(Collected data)

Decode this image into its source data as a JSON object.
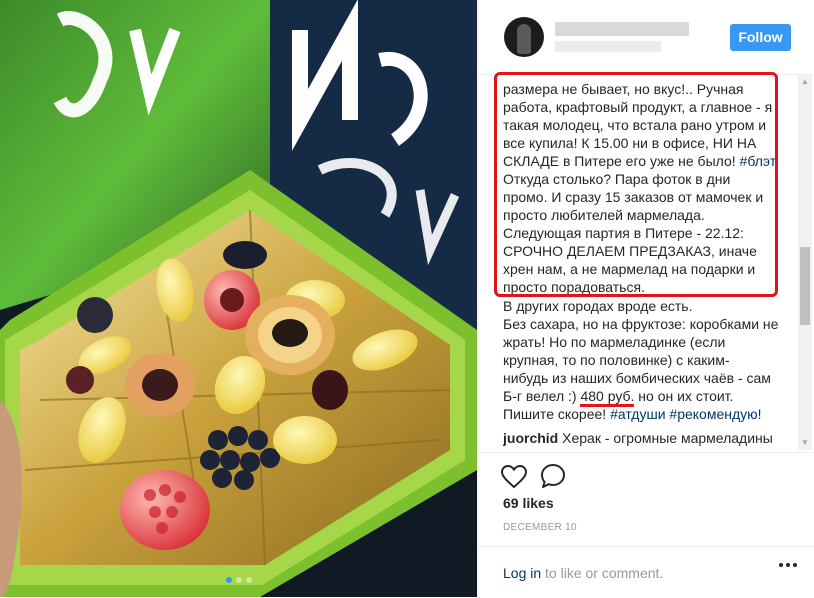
{
  "post": {
    "caption_lines": [
      "размера не бывает, но вкус!.. Ручная",
      "работа, крафтовый продукт, а главное - я",
      "такая молодец, что встала рано утром и",
      "все купила! К 15.00 ни в офисе, НИ НА",
      "СКЛАДЕ в Питере его уже не было!",
      "Откуда столько? Пара фоток в дни",
      "промо. И сразу 15 заказов от мамочек и",
      "просто любителей мармелада.",
      "Следующая партия в Питере - 22.12:",
      "СРОЧНО ДЕЛАЕМ ПРЕДЗАКАЗ, иначе",
      "хрен нам, а не мармелад на подарки и",
      "просто порадоваться.",
      "В других городах вроде есть.",
      "Без сахара, но на фруктозе: коробками не",
      "жрать! Но по мармеладинке (если",
      "крупная, то по половинке) с каким-",
      "нибудь из наших бомбических чаёв - сам",
      "но он их стоит.",
      "Пишите скорее!"
    ],
    "tag_blat": "#блэт",
    "bg_prefix": "Б-г велел :)",
    "price": "480 руб.",
    "tag_atdushi": "#атдуши",
    "tag_recommend": "#рекомендую!"
  },
  "comment": {
    "username": "juorchid",
    "text": "Херак - огромные мармеладины"
  },
  "header": {
    "follow_label": "Follow"
  },
  "likes": "69 likes",
  "date": "DECEMBER 10",
  "footer": {
    "login_label": "Log in",
    "rest_text": " to like or comment."
  },
  "colors": {
    "accent_blue": "#3897f0",
    "hashtag": "#003569",
    "annotation_red": "#e0141c",
    "box_green": "#7cc02e"
  },
  "icons": [
    "heart-icon",
    "comment-icon",
    "more-icon"
  ]
}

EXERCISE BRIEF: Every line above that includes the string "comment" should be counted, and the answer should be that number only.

COMPLETED EXERCISE: 3